This paper examines the role of mixed and multi-level methods datasets used to inform evaluations of transitional justice mechanisms. The Colombia reparation program for victims of war is used to illustrate how a convergent design involving multiple datasets can be used to evaluate the effectiveness of a complex transitional justice mechanism. This was achieved through a unique combination of (1) macro-level analysis enabled by a global dataset of transitional justice mechanisms, in this case the reparations data gathered by the Transitional Justice Research Collaborative, (2) meso-level data gathered at the organizational level on the Unidad para las Victimas (Victims Unit), the organization in charge of implementing the reparations program and overseeing the domestic database of victims registered in the reparations program, and (3) micro-level population- based perception datasets on the Colombian reparations program collected in the Peacebuilding Data database. The methods used to define measures, access existing data, and assemble new datasets are discussed, as are some of the challenges faced by the inter-disciplinary team. The results illustrate how the use of global, domestic, and micro- level datasets together yields high quality data, with multiple perspectives permitting the use of innovative evaluation methods and the development of important findings and recommendations for transitional justice mechanisms.

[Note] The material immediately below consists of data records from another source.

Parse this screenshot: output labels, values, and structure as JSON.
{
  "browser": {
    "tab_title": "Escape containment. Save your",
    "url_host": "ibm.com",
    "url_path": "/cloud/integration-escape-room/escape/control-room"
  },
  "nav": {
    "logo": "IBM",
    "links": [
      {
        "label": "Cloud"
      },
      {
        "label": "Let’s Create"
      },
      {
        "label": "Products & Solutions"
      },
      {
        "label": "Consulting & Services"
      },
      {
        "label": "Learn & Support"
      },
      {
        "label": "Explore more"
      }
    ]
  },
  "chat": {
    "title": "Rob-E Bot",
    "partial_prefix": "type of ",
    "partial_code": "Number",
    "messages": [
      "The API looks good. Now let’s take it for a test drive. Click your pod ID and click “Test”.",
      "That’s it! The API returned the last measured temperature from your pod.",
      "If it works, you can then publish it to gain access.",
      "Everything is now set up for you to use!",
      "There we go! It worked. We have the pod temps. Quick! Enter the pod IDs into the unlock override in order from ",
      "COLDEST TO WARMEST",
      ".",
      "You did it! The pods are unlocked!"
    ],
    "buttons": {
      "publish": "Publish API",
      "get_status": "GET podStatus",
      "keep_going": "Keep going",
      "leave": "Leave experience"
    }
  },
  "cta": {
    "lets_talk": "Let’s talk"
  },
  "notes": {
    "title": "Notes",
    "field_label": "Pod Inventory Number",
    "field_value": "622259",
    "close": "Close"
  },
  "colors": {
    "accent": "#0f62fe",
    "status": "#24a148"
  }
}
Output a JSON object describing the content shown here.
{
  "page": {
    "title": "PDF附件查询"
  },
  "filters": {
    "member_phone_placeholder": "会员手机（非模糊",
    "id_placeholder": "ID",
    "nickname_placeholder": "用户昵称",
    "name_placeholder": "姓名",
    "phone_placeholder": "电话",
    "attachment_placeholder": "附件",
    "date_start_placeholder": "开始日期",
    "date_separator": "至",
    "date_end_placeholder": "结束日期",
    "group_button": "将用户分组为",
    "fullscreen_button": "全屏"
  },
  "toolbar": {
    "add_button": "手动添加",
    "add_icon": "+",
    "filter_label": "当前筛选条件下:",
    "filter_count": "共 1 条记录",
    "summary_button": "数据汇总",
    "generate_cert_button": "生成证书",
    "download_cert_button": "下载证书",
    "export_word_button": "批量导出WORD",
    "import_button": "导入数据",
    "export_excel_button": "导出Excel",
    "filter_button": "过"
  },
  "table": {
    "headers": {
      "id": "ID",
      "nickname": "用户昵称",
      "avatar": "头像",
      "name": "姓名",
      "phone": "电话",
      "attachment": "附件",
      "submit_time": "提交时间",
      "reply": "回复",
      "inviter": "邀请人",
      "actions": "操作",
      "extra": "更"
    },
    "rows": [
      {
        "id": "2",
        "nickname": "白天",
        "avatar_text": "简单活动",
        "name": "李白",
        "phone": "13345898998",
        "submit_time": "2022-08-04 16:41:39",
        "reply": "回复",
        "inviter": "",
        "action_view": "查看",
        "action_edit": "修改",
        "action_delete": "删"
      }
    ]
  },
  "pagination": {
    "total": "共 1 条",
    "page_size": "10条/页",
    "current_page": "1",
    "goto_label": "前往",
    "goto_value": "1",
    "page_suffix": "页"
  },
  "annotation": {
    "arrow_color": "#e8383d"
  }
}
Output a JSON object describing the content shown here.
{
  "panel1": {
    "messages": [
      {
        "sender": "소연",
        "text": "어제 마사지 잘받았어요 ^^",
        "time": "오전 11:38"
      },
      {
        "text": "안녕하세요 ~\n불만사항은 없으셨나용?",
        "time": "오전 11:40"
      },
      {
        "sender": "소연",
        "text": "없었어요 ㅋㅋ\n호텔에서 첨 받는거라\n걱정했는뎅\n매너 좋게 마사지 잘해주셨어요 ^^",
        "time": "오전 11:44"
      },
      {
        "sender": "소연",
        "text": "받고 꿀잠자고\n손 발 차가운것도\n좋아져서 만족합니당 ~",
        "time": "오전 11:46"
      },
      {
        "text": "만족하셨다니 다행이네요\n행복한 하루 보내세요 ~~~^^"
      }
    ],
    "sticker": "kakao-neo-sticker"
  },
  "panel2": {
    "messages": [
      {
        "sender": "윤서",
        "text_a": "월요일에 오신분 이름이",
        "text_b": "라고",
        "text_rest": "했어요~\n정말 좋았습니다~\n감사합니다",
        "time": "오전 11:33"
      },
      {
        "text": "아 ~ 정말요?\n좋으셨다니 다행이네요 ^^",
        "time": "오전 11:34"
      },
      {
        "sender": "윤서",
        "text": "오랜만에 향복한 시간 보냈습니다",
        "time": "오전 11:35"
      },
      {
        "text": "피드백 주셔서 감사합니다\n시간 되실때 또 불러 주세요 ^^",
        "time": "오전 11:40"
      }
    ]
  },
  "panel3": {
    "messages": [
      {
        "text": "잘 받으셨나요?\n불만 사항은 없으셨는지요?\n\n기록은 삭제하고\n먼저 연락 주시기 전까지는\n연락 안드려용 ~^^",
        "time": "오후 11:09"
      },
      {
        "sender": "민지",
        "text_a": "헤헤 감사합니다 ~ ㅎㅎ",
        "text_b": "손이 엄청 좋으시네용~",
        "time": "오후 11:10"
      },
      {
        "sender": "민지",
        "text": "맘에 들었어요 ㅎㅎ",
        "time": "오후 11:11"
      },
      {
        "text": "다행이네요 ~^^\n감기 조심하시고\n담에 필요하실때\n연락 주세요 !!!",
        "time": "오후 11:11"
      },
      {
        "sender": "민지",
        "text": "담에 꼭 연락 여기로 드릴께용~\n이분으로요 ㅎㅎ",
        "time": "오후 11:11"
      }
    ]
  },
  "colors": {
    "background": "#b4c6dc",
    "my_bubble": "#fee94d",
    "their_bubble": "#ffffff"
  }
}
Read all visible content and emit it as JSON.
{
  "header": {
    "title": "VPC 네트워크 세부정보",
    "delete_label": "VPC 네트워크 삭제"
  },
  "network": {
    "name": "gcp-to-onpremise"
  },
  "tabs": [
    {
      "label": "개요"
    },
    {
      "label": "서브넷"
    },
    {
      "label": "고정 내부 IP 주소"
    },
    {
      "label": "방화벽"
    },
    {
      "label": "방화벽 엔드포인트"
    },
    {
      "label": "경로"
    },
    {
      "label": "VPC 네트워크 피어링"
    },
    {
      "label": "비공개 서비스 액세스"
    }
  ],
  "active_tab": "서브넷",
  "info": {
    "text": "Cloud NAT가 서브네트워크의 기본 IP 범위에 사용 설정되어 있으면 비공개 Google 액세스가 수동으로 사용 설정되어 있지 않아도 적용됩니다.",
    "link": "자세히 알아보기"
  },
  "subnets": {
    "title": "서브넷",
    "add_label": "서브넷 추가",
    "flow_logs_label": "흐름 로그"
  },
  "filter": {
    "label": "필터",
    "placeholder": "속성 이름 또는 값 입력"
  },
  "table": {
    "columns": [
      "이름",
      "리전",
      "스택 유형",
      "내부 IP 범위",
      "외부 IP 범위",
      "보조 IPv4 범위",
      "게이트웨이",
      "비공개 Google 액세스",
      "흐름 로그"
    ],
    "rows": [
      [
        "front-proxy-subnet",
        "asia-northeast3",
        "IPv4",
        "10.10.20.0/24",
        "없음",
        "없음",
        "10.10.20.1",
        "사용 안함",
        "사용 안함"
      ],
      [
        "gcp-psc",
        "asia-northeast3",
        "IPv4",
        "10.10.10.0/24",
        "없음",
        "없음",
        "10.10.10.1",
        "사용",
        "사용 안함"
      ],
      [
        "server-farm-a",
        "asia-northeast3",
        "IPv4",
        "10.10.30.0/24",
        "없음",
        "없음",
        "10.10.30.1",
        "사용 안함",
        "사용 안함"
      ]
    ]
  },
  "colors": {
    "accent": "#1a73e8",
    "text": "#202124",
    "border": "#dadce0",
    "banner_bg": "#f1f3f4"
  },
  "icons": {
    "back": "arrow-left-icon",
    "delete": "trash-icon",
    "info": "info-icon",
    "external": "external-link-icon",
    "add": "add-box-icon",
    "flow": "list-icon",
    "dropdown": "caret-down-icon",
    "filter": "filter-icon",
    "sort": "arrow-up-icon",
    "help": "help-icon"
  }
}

This poll is the fourth in a series of polls that will be conducted to provide reliable data and analysis on peace, security, justice and reconstruction in the Democratic Republic of the Congo. The project is a joint initiative of the Harvard Humanitarian Initiative (HHI) and the United Nations Development Programme (UNDP), in collaboration with MONUSCO Civil Affairs. HHI is responsible for the data collection, and independent analysis, and reporting of the results, in collaboration with partners at the Université Libre des Pays des Grands Lacs, Université Catholique de Bukavu, and Université de Bunia.